A Solid Approach

Since 2018, Blue Current has worked to develop a fully dry silicon elastic composite battery system to maximize silicon content.  Blue Current’s fully dry electrolyte allows silicon to expand and contract but the forces that the solid electrolyte exerts on the silicon particles prevent them from cracking and pulverizing.  In addition, there is strong evidence that the SEI formation in our composite solid electrolytes negligible when compared to liquid electrolytes.  This allows the team to introduce high silicon contents to achieve high energy density – going well beyond the 5-10% silicon content ceiling without compromising cycle life.

Of course, cycling silicon in a fully dry electrolyte still has its challenges, and it’s these challenges that Blue Current has been working since 2018 to resolve.  Silicon particles still expand and contract in a dry environment and contact between the silicon particles and the solid electrolyte must be maintained throughout the expansion/contraction process.

Blue Current’s elastic composite electrolyte approach can solve these challenges.  We have demonstrated that sulfide-based composite electrolytes can be easily integrated into solid-state electrodes, forming a compatible and intimate interface. Utilizing an elastic polymer enhances the mechanical integrity and mitigates silicon pulverization due to volume expansion.  Moreover, the elasticity of this system also allows the team to limit the amount of pressure applied to the cell that’s typically required for fully dry solid state cells.  (Figure 2)


Figure 2: Impact of high Si content on anode thickness 

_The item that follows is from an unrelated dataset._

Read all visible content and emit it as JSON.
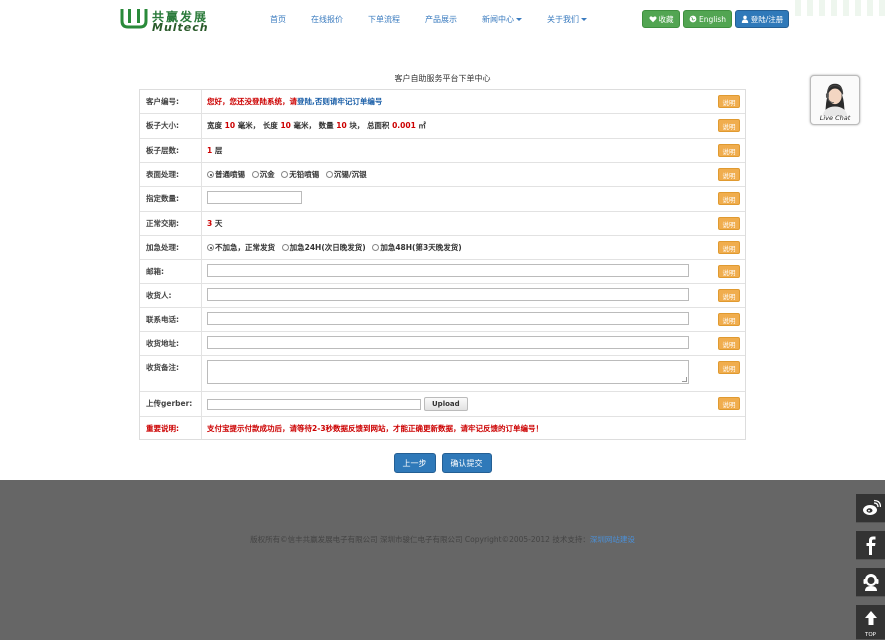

Through these advancements, Blue Current has been able to achieve superior cycling stability at high silicon contents.  The team has demonstrated battery cycle life of over 1,000 cycles with 80% of initial cell capacity at silicon loadings 10x higher than state-of-the-art lithium-ion cells. In 2023, the team was able to increase anode capacity by 50%, without sacrificing the cell performance at low pressure.

Lower cost silicon active materials

Looking ahead, we are confident that this approach will be the critical enabler for lower cost silicon materials that have traditionally been incompatible with liquid electrolytes.  For example, materials like recycled, raw silicon powders as well as low cost silicon composite materials have already demonstrated high cycle life performance in Blue Current’s fully dry cell.  These materials achieve the benefits of low costs, ambient air stability, and environmentally benign properties compared to sophisticated silicon nanostructures and highly engineered silicon active materials.


Blue Current’s vision is to maximize battery energy density by integrating high silicon content anodes that leverage our fully dry composite electrode design.  With our core technology innovation, we proved the possibility of achieving both good mechanical elasticity and ionic conductivity with our composite solid electrolytes. Through thoughtful designs, fully dry silicon anodes can deliver outstanding energy density and rate capability, facilitating rapid charging and discharging. This is especially crucial in electric vehicles where extended range and fast charging are desired.


1 – Chae, Sujong. et al., “Confronting issues of the practical implementation of Si anode in high-energy lithium-ion batteries.” Joule, 2017; 1(1), 47-60